1. Rent a place with your friends first to check you're happy living together
2. When you buy a place together, keep a record of who has contributed what towards the cost of the house
3. Set up a joint bank account so that mortgage payments can be taken from it and keep a record of the payments
4. Work out who will receive what if you have to sell the property
5. Work out what will happen if one person wants to move out early
6. Keep an inventory of shared and individually owned items in the home
7. Set some house rules
8. Be honest with each other to prevent disputes.
Another option as a first-time buyer is a guarantor mortgage. This type of mortgage requires someone else to guarantee that if the homeowner can't make the repayments, they will. This is generally a product considered by those who can't afford to place a large deposit on a property.
Although the guarantor doesn't strictly have to be a relative, many people look to parents for this type of mortgage. The person helping out will have to show the mortgage provider that they are close to repaying their mortgage or have fully paid off the loan.
A guarantor mortgage helps if, for example, the young person has insufficient income using a lender's multiples and needs a guarantor to make up the shortfall. A guarantor could be needed even if the young person can actually afford all the monthly payments himself.
However, being a guarantor is not a commitment to take on without careful consideration. If you agree be a guarantor, you need to be aware that if at any point the monthly repayments are not met you will be called upon to foot the bill. And it's difficult to stop being a guarantor unless you can get someone else to take it on (and if the lender is agreeable to the substitution).
As with all mortgages post-credit crunch, guarantor mortgages are harder to get and the conditions particularly onerous.

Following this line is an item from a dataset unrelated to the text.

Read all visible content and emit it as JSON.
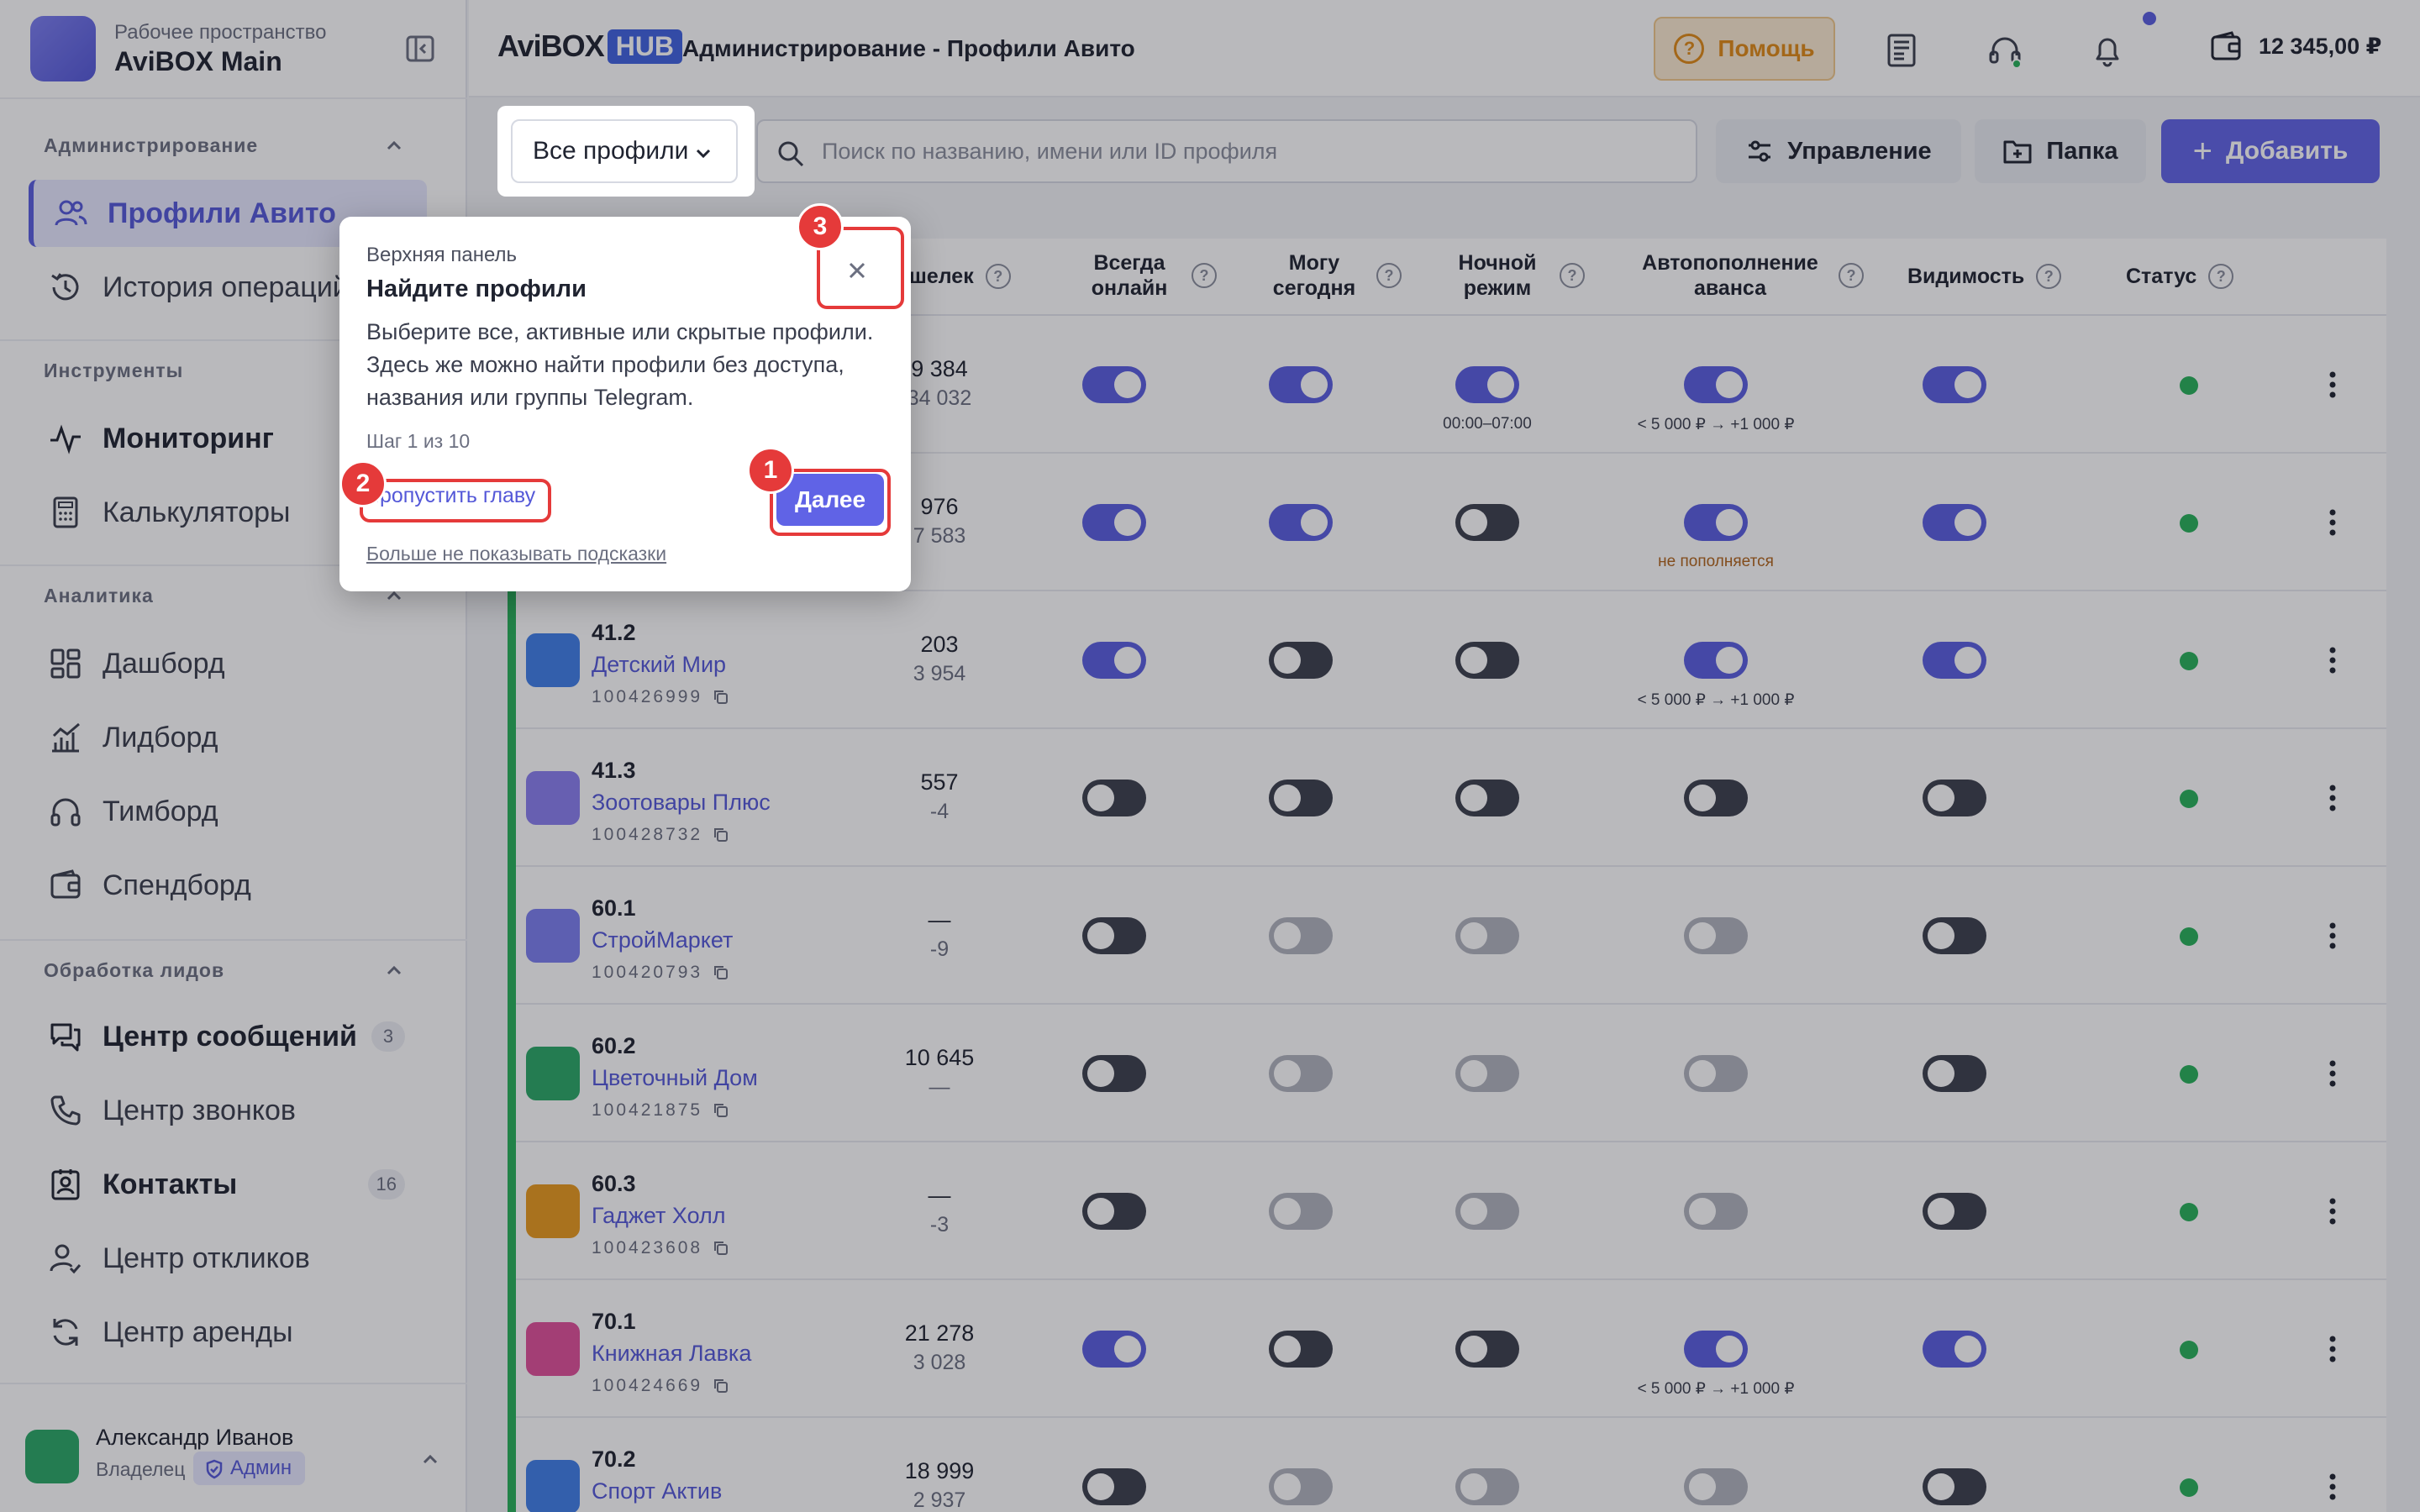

That said, many of the 100% mortgages that are reappearing on the market require relatives to provide a guarantee secured against their own property for a set amount.
Pros and Cons of guarantor mortgages
- Your guarantor can help you get a mortgage without spending any of their money.
- You can finally get onto the property ladder.
- You can take full control of your mortgage at any time.
- The guarantor is at huge financial risk if you don't make your mortgage repayments.
- Guarantors are put through the same financial assessments as the person taking out the mortgage.
- Interest rates offered on these mortgages are higher than on standard mortgages.
- Choose the people you share with carefully
- Agree who is paying what
- Work out what happens if you need to sell up
Before signing up to anything, rent a place with your friends first to check you can live together